State Bank Governor Reza Baqir’s comments on how the Pakistani Rupee depreciation is benefitting the families of nine million overseas Pakistanis have attracted public criticism as concerns regarding inflation and economic instability grow.
Speaking at an event in Manchester sponsored by United Bank Limited, Baqir said that the sharp depreciation in the Pakistani Rupee (PKR) may be hurting some but is also benefitting others. For example, families living in Pakistan whose relatives work abroad and send home money in the form of remittances are benefitting, he said. This is because the money in dollars they send back has a higher value in rupees due to the low exchange rate.
He added that every economic policy causes some people to gain and some to lose out.
His words have attracted criticism from the public, as depicted through negative reactions to his comments on Twitter and online platforms.

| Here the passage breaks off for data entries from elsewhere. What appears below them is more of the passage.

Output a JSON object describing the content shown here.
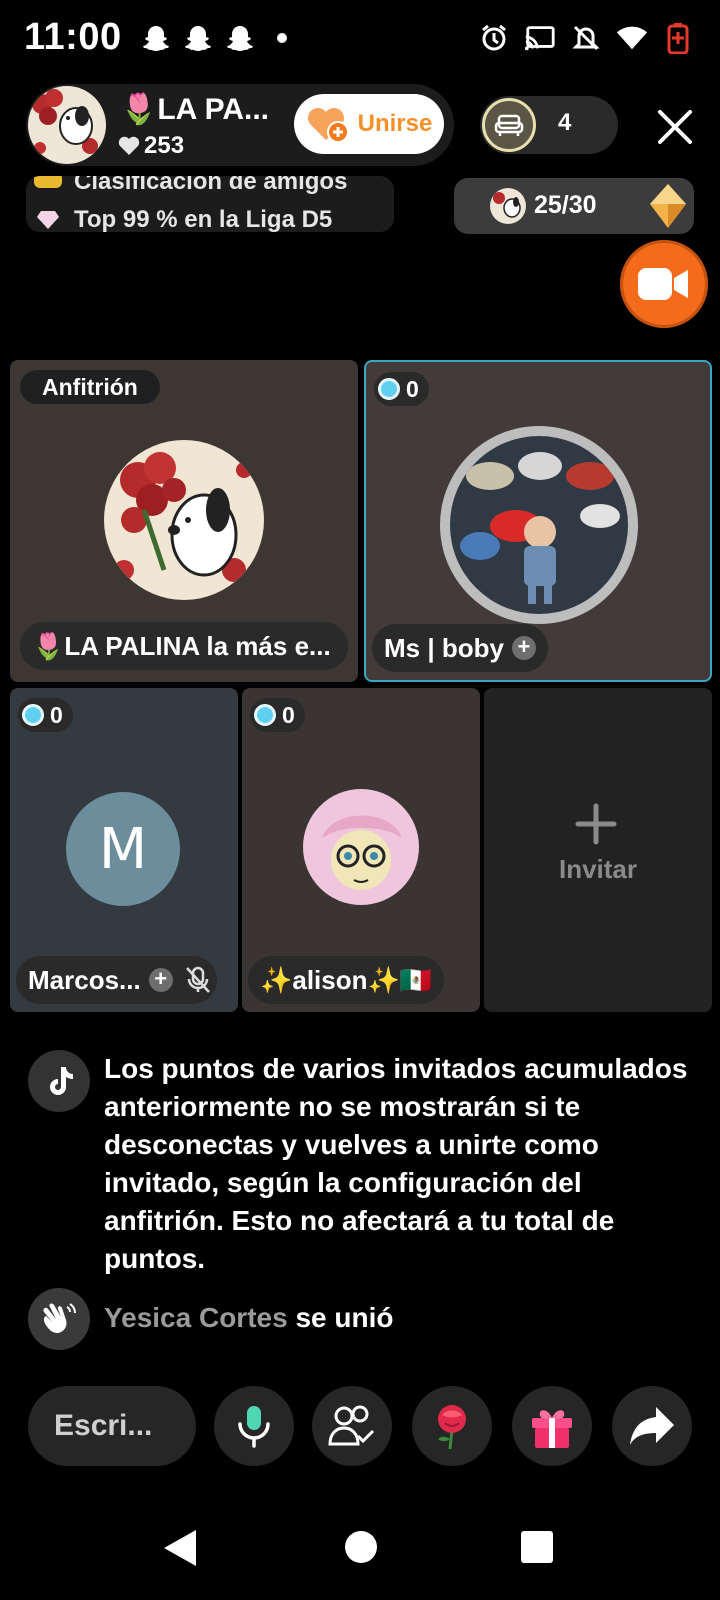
{
  "status_bar": {
    "time": "11:00",
    "icons_left": [
      "snapchat-icon",
      "snapchat-icon",
      "snapchat-icon",
      "dot-icon"
    ],
    "icons_right": [
      "alarm-icon",
      "cast-icon",
      "mute-icon",
      "wifi-icon",
      "battery-icon"
    ]
  },
  "header": {
    "host_name": "🌷LA PA...",
    "likes": "253",
    "join_label": "Unirse",
    "viewer_count": "4",
    "rank_line1": "Clasificación de amigos",
    "rank_line2": "Top 99 % en la Liga D5",
    "goal_progress": "25/30",
    "goal_fraction": 0.833
  },
  "grid": {
    "host_tag": "Anfitrión",
    "host_name": "🌷LA PALINA la más e...",
    "boby_points": "0",
    "boby_name": "Ms | boby",
    "marcos_points": "0",
    "marcos_initial": "M",
    "marcos_name": "Marcos...",
    "alison_points": "0",
    "alison_name": "✨alison✨🇲🇽",
    "invite_label": "Invitar"
  },
  "chat": {
    "system_message": "Los puntos de varios invitados acumulados anteriormente no se mostrarán si te desconectas y vuelves a unirte como invitado, según la configuración del anfitrión. Esto no afectará a tu total de puntos.",
    "join_user": "Yesica Cortes",
    "join_text": " se unió"
  },
  "bottom_bar": {
    "input_placeholder": "Escri...",
    "buttons": [
      "mic-icon",
      "guests-icon",
      "rose-gift-icon",
      "gift-icon",
      "share-icon"
    ]
  },
  "colors": {
    "accent_orange": "#f46b1b",
    "join_text": "#f79028",
    "selected_border": "#36a8c4",
    "gift_pink": "#f0306a"
  }
}
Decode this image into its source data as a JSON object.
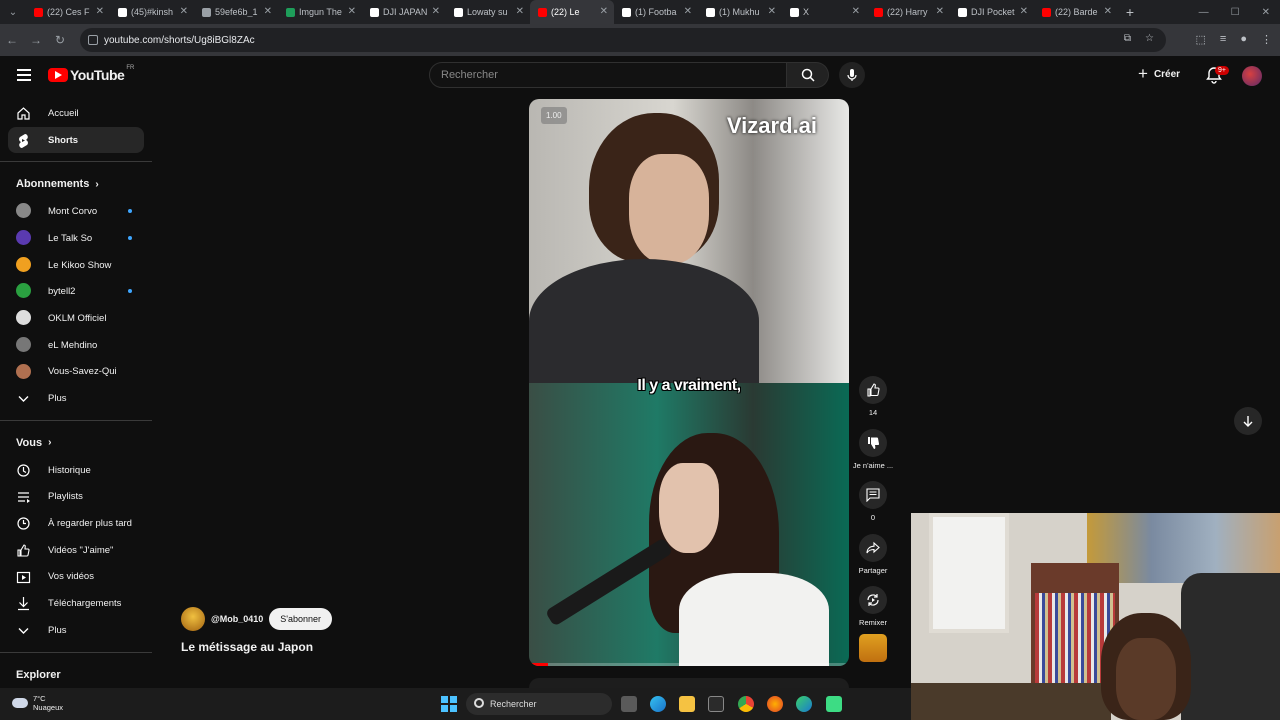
{
  "browser": {
    "tabs": [
      {
        "label": "(22) Ces F",
        "color": "#ff0000"
      },
      {
        "label": "(45)#kinsh",
        "color": "#ffffff"
      },
      {
        "label": "59efe6b_1",
        "color": "#9aa0a6"
      },
      {
        "label": "Imgun The",
        "color": "#1e9e5a"
      },
      {
        "label": "DJI JAPAN",
        "color": "#ffffff"
      },
      {
        "label": "Lowaty su",
        "color": "#ffffff"
      },
      {
        "label": "(22) Le",
        "color": "#ff0000",
        "active": true
      },
      {
        "label": "(1) Footba",
        "color": "#ffffff"
      },
      {
        "label": "(1) Mukhu",
        "color": "#ffffff"
      },
      {
        "label": "X",
        "color": "#ffffff"
      },
      {
        "label": "(22) Harry",
        "color": "#ff0000"
      },
      {
        "label": "DJI Pocket",
        "color": "#ffffff"
      },
      {
        "label": "(22) Barde",
        "color": "#ff0000"
      }
    ],
    "url": "youtube.com/shorts/Ug8iBGl8ZAc"
  },
  "header": {
    "logo_text": "YouTube",
    "logo_region": "FR",
    "search_placeholder": "Rechercher",
    "create_label": "Créer",
    "notif_badge": "9+"
  },
  "sidebar": {
    "main": [
      {
        "label": "Accueil",
        "icon": "home-icon"
      },
      {
        "label": "Shorts",
        "icon": "shorts-icon",
        "active": true
      }
    ],
    "subs_title": "Abonnements",
    "subs": [
      {
        "label": "Mont Corvo",
        "color": "#888888",
        "dot": true
      },
      {
        "label": "Le Talk So",
        "color": "#5a3ab0",
        "dot": true
      },
      {
        "label": "Le Kikoo Show",
        "color": "#f0a020",
        "dot": false
      },
      {
        "label": "bytell2",
        "color": "#2aa040",
        "dot": true
      },
      {
        "label": "OKLM Officiel",
        "color": "#dddddd",
        "dot": false
      },
      {
        "label": "eL Mehdino",
        "color": "#777777",
        "dot": false
      },
      {
        "label": "Vous-Savez-Qui",
        "color": "#b07050",
        "dot": false
      },
      {
        "label": "Plus",
        "chevron": true
      }
    ],
    "you_title": "Vous",
    "you": [
      {
        "label": "Historique",
        "icon": "history-icon"
      },
      {
        "label": "Playlists",
        "icon": "playlists-icon"
      },
      {
        "label": "À regarder plus tard",
        "icon": "watch-later-icon"
      },
      {
        "label": "Vidéos \"J'aime\"",
        "icon": "liked-videos-icon"
      },
      {
        "label": "Vos vidéos",
        "icon": "your-videos-icon"
      },
      {
        "label": "Téléchargements",
        "icon": "downloads-icon"
      },
      {
        "label": "Plus",
        "icon": "chevron-down-icon"
      }
    ],
    "explore_title": "Explorer"
  },
  "video": {
    "speed": "1.00",
    "watermark": "Vizard.ai",
    "caption": "Il y a vraiment,",
    "progress": 0.06,
    "channel": "@Mob_0410",
    "subscribe_label": "S'abonner",
    "title": "Le métissage au Japon"
  },
  "actions": {
    "like_count": "14",
    "dislike_label": "Je n'aime ...",
    "comment_count": "0",
    "share_label": "Partager",
    "remix_label": "Remixer"
  },
  "taskbar": {
    "temp": "7°C",
    "weather": "Nuageux",
    "search_label": "Rechercher"
  }
}
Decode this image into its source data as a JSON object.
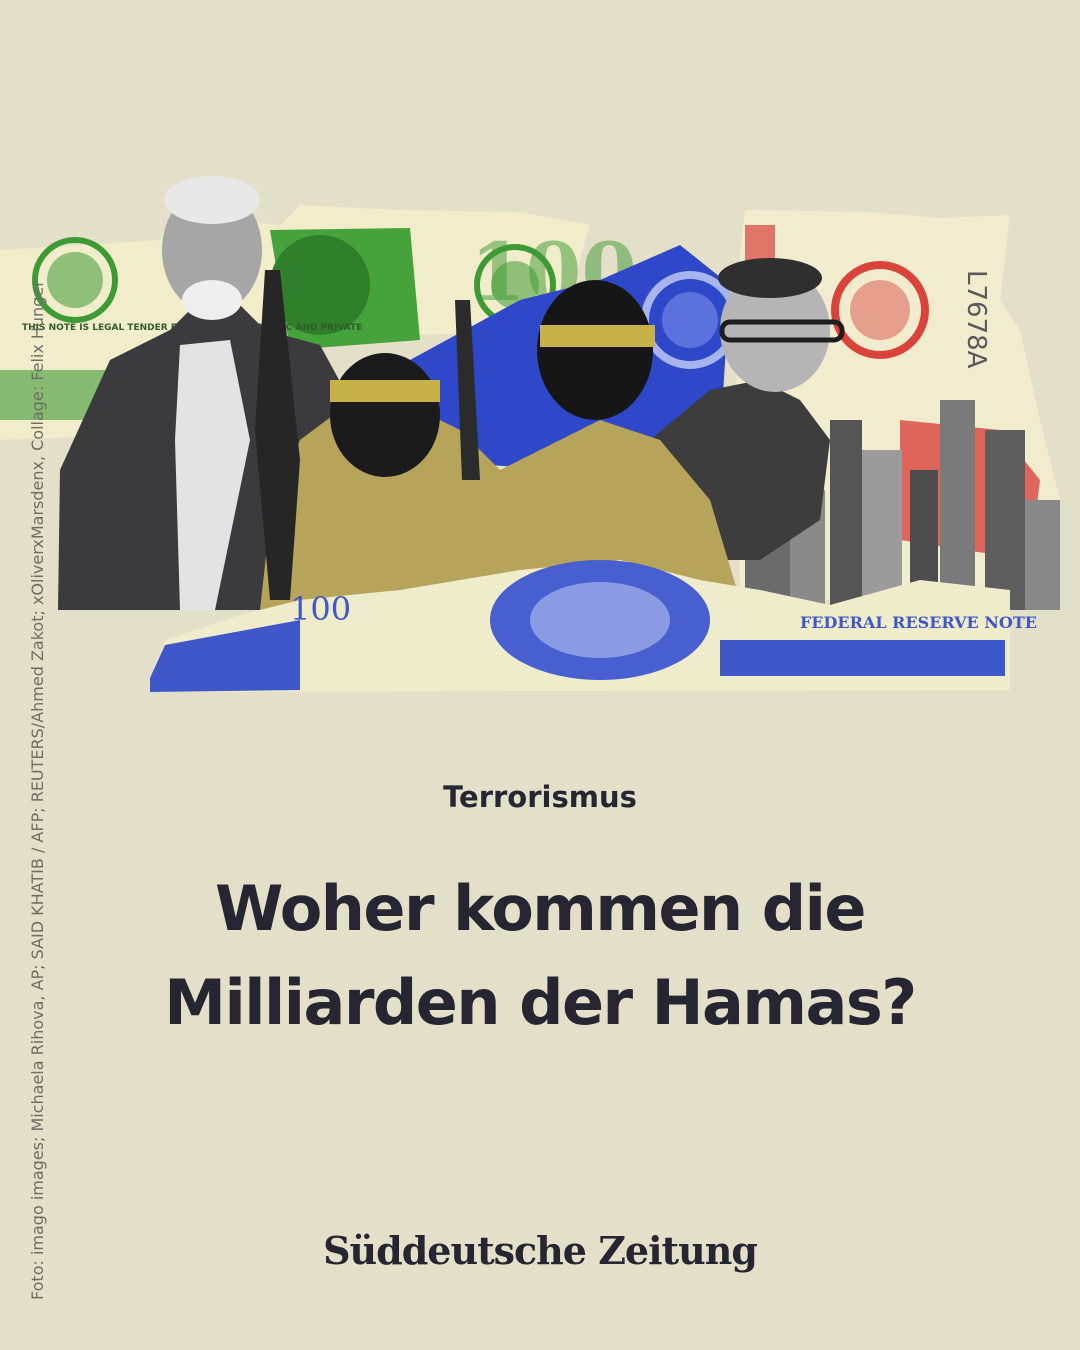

Amid soaring petrol prices and rising inflation, comments from the State Bank Governor that seem to dismiss concerns about a depreciating currency tend to exacerbate frustration and a lack of confidence in the government.
The PKR has depreciated nearly 11 percent against the US Dollar (USD) since its peak in May and has been hitting consecutive all-time lows since the past couple of months. It touched its most recent record low against the USD yesterday at 173.47.
At the same time, the government raised petrol prices to record highs last week by hiking the price of petrol by Rs. 10.49 per liter and that of high-speed diesel (HSD) by Rs. 12.44 per liter. This comes as international energy and commodity prices continue to skyrocket.
Meanwhile, key members of the country’s finance ministry are currently in Washington, D.C., conducting talks with the International Monetary Fund over the next step of the fund’s $6 billion loan program. In a bid to ensure the IMF’s approval of the next $1 billion loan tranche, officials have announced a hike in the base electricity tariff by Rs. 1.39 per unit.
Amid persistent currency depreciation and soaring fuel and electricity prices, many Pakistanis are worried that the coming months will bring forth a sharp jump in inflation and an increase in poverty. There are concerns that low-income earners will be unable to afford food, rent, and other basic amenities.
The Pakistan Bureau of Statistics’s Consumer Price Index (CPI)-based inflation rate rose to 9 percent in September due to higher fuel, electricity, and food prices.
Unless the central bank and the government appropriately address the public’s anxiety over rupee depreciation, this may cause further instability in the economy and markets.